App and web page records:
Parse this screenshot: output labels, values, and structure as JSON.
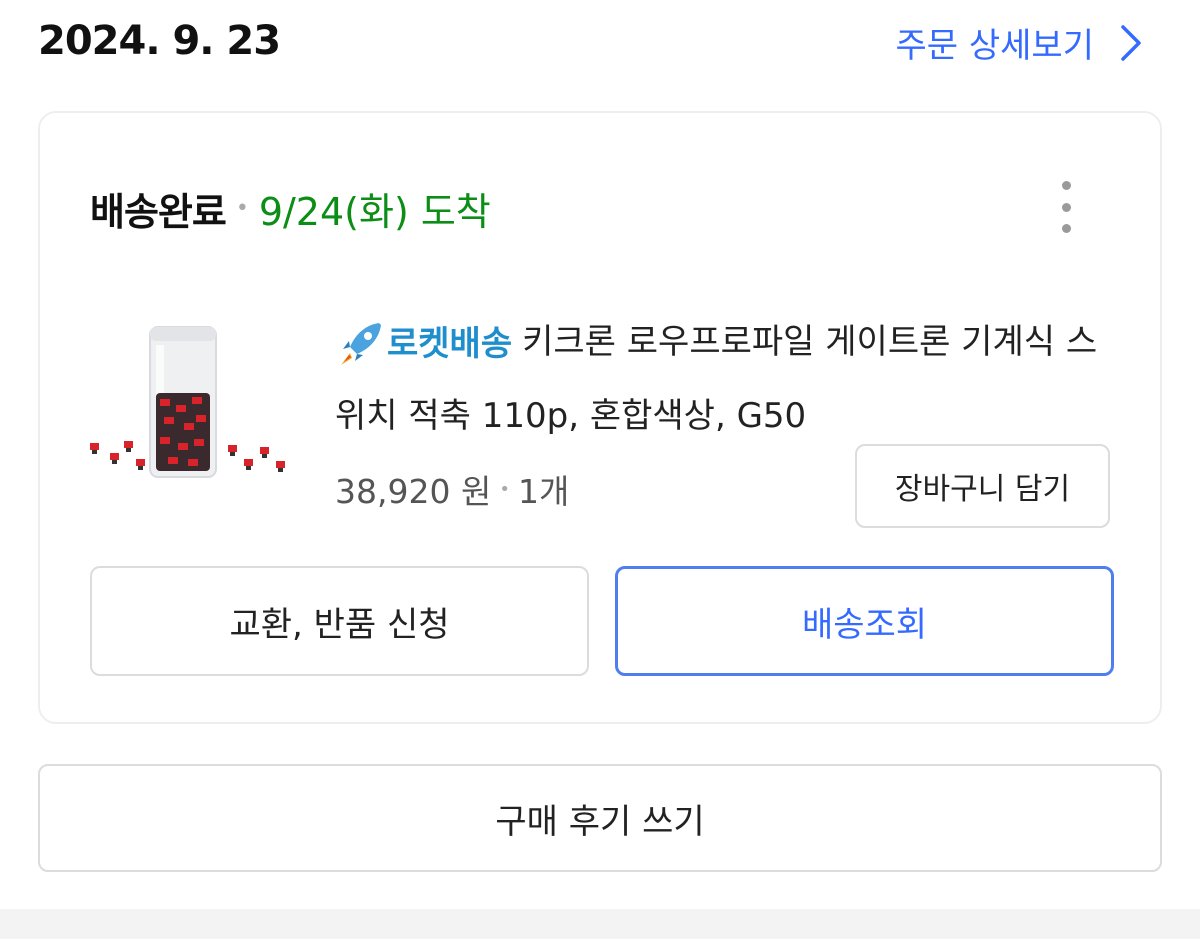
{
  "order": {
    "date": "2024. 9. 23",
    "detail_link_label": "주문 상세보기"
  },
  "card": {
    "status": "배송완료",
    "arrival": "9/24(화) 도착",
    "product": {
      "badge": "로켓배송",
      "name": "키크론 로우프로파일 게이트론 기계식 스위치 적축 110p, 혼합색상, G50",
      "price": "38,920 원",
      "quantity": "1개"
    },
    "cart_button_label": "장바구니 담기",
    "return_button_label": "교환, 반품 신청",
    "track_button_label": "배송조회"
  },
  "review_button_label": "구매 후기 쓰기",
  "icons": {
    "more": "more-vertical-icon",
    "chevron": "chevron-right-icon",
    "rocket": "rocket-icon",
    "thumbnail": "product-thumbnail"
  },
  "colors": {
    "accent": "#346aff",
    "arrival": "#0c8d16",
    "rocket": "#1f8ecd"
  }
}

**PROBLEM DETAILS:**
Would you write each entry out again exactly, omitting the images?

**ANSWER SPACE:**
Parse this screenshot: output labels, values, and structure as JSON.
{
  "order": {
    "date": "2024. 9. 23",
    "detail_link_label": "주문 상세보기"
  },
  "card": {
    "status": "배송완료",
    "arrival": "9/24(화) 도착",
    "product": {
      "badge": "로켓배송",
      "name": "키크론 로우프로파일 게이트론 기계식 스위치 적축 110p, 혼합색상, G50",
      "price": "38,920 원",
      "quantity": "1개"
    },
    "cart_button_label": "장바구니 담기",
    "return_button_label": "교환, 반품 신청",
    "track_button_label": "배송조회"
  },
  "review_button_label": "구매 후기 쓰기",
  "icons": {
    "more": "more-vertical-icon",
    "chevron": "chevron-right-icon",
    "rocket": "rocket-icon",
    "thumbnail": "product-thumbnail"
  },
  "colors": {
    "accent": "#346aff",
    "arrival": "#0c8d16",
    "rocket": "#1f8ecd"
  }
}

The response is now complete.